One takeaway from several of this week’s panels, here at the Pro-Walk, Pro-Bike, Pro-Place conference, is the key role negative messaging plays in bike and pedestrian advocacy campaigns.
It’s nice to think that positive visions bolstered by solid analysis and evidence will win the day, but talking up the economic benefits of traffic calming interventions like bike lanes and pedestrian plazas will only get advocates so far, said Jeff Miller, President and CEO of the Alliance for Biking and Walking, in a primer on winning biking and walking campaigns.
What really seems to move the politics is voters’ fears of injury and death, and politicians’ fears of being blamed for it. Miller has been at this for about 25 years, and he says almost every successful bike or pedestrian advocacy effort he’s seen has come out of something negative happening.
This Old City’s Geoff Thompson has noted that backlash from families in reaction to auto-related child deaths was one of the driving forces behind pedestrianization and traffic calming movements in Western European cities in the late 1970’s and early 80’s. (The city of Groningen, whose central district quadrant layout resembles Philadelphia’s, made it illegal to drive diagonally from one quadrant to another, which nudged cars to the periphery of the central district, making bicycling a substantially more convenient mode of travel.)
And it’s the same kind of safety message that’s winning out in New York City politics today. That is how advocates got Vision Zero – Mayor Bill de Blasio’s ambitious commitment to reducing traffic fatalities to zero – on the agenda in 2013 Mayoral primary.
Ryan Russo, the Deputy Commissioner of NYC DOT, recalled the successful efforts of groups like Transportation Alternatives to turn the “bikelash” around on traffic calming opponents using safety messages.
“We had an election in 2013. So all this was happening in the context of 7 years of aggressive street redesign and an election came where basically the question was: are we going to continue forward, or will there be a bit of a backlash or a retread to what we’ve been doing with the city streets?
Noah Budnik, deputy director of Transportation Alternatives, was part of the team. I’m a transportation professional working at a city agency. We don’t have control over the overall political context of our city. And the 2013 election was a do-or-die moment for the direction that the city had been moving. We had moved aggressively on street redesign – there had been a backlash around that.
We had done the best we could of articulating the benefits of what we were doing, but the advocates and the families of victims of traffic fatalities organized in an amazing way to put this question to the candidates for Mayor: Are you committed to reducing traffic fatalities?
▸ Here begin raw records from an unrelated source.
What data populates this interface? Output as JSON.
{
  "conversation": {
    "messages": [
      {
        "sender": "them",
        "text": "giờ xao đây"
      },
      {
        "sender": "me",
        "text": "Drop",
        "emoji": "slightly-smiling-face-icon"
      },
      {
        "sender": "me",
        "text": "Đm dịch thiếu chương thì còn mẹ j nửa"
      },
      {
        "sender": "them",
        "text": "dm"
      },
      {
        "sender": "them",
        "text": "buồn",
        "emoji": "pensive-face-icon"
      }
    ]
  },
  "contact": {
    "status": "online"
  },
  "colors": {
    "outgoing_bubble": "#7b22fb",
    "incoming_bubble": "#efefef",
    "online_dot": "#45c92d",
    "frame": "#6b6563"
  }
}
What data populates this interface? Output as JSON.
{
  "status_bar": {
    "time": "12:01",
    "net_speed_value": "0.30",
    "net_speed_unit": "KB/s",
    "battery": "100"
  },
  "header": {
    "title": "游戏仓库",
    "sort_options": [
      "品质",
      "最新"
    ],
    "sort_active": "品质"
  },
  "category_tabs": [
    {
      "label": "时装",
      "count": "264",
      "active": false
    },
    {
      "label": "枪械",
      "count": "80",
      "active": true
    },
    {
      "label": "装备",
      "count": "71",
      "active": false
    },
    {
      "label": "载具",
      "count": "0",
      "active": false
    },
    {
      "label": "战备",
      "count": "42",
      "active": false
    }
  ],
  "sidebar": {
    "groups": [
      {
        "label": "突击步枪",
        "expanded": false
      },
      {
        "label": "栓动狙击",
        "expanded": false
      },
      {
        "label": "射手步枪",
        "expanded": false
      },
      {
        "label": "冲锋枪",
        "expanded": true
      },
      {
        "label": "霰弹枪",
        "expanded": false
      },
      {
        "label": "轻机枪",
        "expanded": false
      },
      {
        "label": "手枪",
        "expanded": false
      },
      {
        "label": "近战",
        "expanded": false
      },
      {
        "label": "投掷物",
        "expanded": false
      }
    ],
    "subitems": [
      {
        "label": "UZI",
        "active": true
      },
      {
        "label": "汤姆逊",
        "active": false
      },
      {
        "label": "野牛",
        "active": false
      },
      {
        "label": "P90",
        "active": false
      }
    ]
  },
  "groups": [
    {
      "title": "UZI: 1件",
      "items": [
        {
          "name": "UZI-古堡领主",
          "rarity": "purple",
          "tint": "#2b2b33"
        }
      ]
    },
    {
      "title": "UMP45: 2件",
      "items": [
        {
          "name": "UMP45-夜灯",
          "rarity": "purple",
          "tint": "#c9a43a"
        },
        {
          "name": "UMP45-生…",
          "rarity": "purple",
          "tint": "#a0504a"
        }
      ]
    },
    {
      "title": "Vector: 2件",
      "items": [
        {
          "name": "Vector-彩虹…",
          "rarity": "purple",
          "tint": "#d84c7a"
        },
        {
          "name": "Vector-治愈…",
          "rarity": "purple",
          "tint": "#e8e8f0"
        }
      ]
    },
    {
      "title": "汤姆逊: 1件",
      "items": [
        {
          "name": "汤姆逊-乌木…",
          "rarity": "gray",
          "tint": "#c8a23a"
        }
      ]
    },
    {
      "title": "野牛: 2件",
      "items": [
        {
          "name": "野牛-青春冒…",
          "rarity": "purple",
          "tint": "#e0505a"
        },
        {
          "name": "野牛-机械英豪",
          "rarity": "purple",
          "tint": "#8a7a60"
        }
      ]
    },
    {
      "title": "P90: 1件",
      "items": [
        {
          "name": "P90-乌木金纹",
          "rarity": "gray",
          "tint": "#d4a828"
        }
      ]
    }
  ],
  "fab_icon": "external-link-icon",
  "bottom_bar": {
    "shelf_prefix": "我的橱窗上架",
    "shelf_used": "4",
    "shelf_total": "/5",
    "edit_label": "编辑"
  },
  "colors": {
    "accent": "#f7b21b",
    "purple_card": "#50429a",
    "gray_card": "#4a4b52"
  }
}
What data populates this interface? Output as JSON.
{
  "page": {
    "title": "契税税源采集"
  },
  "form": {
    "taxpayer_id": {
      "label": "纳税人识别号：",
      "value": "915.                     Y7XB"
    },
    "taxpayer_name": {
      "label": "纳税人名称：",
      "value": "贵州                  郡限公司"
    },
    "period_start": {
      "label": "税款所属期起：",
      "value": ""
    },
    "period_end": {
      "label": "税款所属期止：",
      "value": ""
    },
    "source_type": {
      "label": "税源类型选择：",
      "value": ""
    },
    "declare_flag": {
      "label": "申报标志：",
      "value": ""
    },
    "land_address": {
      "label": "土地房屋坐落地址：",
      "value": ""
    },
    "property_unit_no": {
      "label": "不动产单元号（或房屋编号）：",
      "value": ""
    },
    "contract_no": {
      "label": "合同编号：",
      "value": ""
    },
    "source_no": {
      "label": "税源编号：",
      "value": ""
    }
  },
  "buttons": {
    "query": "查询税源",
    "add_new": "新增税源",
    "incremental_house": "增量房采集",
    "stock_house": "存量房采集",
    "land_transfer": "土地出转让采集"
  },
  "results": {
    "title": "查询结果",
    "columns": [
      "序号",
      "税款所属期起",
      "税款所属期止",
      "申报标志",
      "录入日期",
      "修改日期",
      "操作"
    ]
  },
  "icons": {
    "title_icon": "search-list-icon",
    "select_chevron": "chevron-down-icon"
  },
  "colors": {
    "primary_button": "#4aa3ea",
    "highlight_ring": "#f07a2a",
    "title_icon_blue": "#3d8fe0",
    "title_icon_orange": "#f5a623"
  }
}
And the ultimate winner of our election, Mayor de Blasio, really sensed that there was something underneath there.
As much of the bad press as we got for what we were doing with our streets, there was sort of a sense that our streets need to continue to evolve, that we need to change in other ways to get safer. As someone who is a practitioner, who’s subject to the political leadership and the political winds, it was a tremendous accomplishment and it really dictates what Vision Zero is in New York City right now.”
Vision Zero was a big winner in the latest round of TIGER grants announced this week. NYC is getting $25 million to implement safety interventions at 13 problem intersections.
Will street safety become an issue in the 2015 Philadelphia campaigns? It’s not something that’s really been on City Council’s radar, and doesn’t appear to be something that the broader electorate is really clamoring for outside our little corner of the Internet.
But that brings us to Alliance CEO Jeff Miller’s other point: correctly identifying the problem and the culprit have to come prior to developing an issue advocacy campaign.
The difference between a problem and an issue is the presence of a causal story laying the blame on someone. Political scientist Deborah Stone has a useful table illustrating this in her paper “Causal Stories and the Formation of Policy Agendas”:
What happened in the 2013 NYC Mayoral campaign is that advocates changed the causal story by pushing the pedestrian collisions problem out of the Accidental Cause box in the upper right hand corner, out into the Inadvertent Cause and Mechanical Cause boxes. The story went from “collisions are just accidents with no interesting systemic cause” to “collisions are preventable tragedies that can be reduced with better streets policies.”
For now, in Philadelphia the pedestrian crash problem is still squarely situated in the Accidental Cause box for most voters, so City Council members aren’t really feeling political pressure to do something about it.